Flaxseed oil is derived from the seeds of the flax plant. It is known for its healthy fatty acid content, including omega-3 and omega-6 fatty acids, as well as alpha-linolenic acid. Because of the high omega-3 fatty acid content, flaxseed oil is often touted for its anti-inflammatory abilities, but the University of Maryland Medical Center states that there are mixed results from scientific studies regarding its efficacy. Flaxseed oil can be taken as a liquid form and added to dishes, or it can be ingested as part of a softgel capsule.
If using flaxseed oil in its liquid form in cooking, peanut oil is a similar substitute in terms of taste and health content. Both flaxseed and peanut oils are derived from nuts and seeds, so they have a similar palate. According to the Harvard School of Public Health, peanut oil is a monounsaturated fat. Because it is an unsaturated fat, it can help improve blood cholesterol levels and reduce inflammation.
According to the Mayo Clinic, the primary type of oil found in olive oil is monounsaturated fatty acids, also sometimes referred to as MUFAs. The Mayo Clinic cautions that olive oil, like all oils, is still high in calories so should be consumed only in moderation. However, there is limited scientific evidence demonstrating that MUFAs may lower overall cholesterol and low-density lipoprotein cholesterol levels.
Fish oil is one of the flax oil substitutes consumed as either part of a food stuff or in capsule form. According to Medline Plus, fish oil is high in omega-3 fatty acids and can be found in high concentrations in fishes such as tuna, salmon, mackerel, bluefish and sardines. Medline Plus says that there are approximately 1 gram of omega-3 fatty acids in 3.5 ounces of fish.
Grape Seed Oil
Grape seed oil is an oil extracted from the seeds of grapes. Grape seed oil is high in omega-6 fatty acids, also known as linoleic acid, a polyunsaturated fat. According to the University of Maryland Medical Center, grape seed oil may be able to help in the treatment of certain health problems, such as cancer, heart disease and skin damage. However, its efficacy remains uncertain as there is not enough scientific evidence to support the theory.
- University of Maryland Medical Center; Grape Seed; 2011
- Medline Plus; Fish Oil; 2011

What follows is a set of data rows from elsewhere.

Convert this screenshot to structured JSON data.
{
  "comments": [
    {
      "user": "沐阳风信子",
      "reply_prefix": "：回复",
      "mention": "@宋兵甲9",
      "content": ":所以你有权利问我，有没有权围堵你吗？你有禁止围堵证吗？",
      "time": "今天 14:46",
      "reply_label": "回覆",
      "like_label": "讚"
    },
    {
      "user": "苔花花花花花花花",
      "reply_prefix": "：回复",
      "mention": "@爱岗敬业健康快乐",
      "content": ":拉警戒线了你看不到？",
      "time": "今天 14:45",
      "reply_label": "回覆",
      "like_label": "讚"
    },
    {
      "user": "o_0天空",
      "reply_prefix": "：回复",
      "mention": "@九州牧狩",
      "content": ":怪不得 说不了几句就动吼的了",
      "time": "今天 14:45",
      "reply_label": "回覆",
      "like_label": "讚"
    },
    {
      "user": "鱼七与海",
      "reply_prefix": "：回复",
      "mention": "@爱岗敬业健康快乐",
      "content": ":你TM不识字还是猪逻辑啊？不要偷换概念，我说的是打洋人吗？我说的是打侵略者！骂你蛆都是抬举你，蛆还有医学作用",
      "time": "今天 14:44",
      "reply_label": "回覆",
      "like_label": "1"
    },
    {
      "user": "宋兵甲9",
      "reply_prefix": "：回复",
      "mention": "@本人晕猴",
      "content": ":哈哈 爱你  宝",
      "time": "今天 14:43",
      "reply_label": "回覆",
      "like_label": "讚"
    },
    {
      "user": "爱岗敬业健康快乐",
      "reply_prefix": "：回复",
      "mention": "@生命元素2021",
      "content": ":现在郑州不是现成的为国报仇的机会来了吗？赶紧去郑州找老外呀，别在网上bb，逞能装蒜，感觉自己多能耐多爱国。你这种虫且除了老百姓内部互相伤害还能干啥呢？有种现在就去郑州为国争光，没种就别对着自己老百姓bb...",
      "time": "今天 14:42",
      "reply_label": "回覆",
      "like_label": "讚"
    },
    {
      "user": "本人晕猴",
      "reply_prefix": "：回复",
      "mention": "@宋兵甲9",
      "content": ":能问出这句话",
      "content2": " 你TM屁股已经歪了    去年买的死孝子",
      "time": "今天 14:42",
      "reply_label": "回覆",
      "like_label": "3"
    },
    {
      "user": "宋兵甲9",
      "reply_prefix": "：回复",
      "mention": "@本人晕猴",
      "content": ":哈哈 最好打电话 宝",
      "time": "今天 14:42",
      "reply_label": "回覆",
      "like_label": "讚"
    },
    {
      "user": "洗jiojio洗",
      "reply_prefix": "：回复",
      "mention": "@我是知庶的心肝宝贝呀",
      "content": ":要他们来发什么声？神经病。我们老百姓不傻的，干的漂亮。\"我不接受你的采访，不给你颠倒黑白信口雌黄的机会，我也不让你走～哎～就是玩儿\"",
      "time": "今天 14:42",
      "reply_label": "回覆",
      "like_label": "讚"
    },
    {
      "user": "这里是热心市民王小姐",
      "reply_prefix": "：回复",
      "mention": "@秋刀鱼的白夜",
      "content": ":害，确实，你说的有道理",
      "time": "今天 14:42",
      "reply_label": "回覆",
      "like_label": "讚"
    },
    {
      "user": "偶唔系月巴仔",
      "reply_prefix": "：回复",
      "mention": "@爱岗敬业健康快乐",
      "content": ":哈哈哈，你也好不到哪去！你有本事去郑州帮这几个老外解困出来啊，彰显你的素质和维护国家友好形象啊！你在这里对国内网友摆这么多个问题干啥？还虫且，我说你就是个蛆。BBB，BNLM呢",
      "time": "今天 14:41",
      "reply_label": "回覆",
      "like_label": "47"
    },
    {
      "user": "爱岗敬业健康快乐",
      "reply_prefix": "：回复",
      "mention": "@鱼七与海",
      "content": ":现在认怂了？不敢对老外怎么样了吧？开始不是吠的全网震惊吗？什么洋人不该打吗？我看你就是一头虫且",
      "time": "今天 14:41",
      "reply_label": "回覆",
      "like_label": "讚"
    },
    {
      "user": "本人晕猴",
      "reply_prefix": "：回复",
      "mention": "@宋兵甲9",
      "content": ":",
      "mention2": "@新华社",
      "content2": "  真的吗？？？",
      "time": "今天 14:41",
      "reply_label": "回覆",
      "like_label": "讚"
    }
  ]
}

- Mayo Clinic; Olive Oil; by Donald Hensrud
- University of Maryland Medical Center; Flaxseed Oil; 2011
- Harvard School of Public Health: Fats and Cholesterol - Out with the Bad, In with the Good
- "Complete Food and Nutrition Guide: Revised and Updated 3rd Edition"; American Dietetic Association; 2006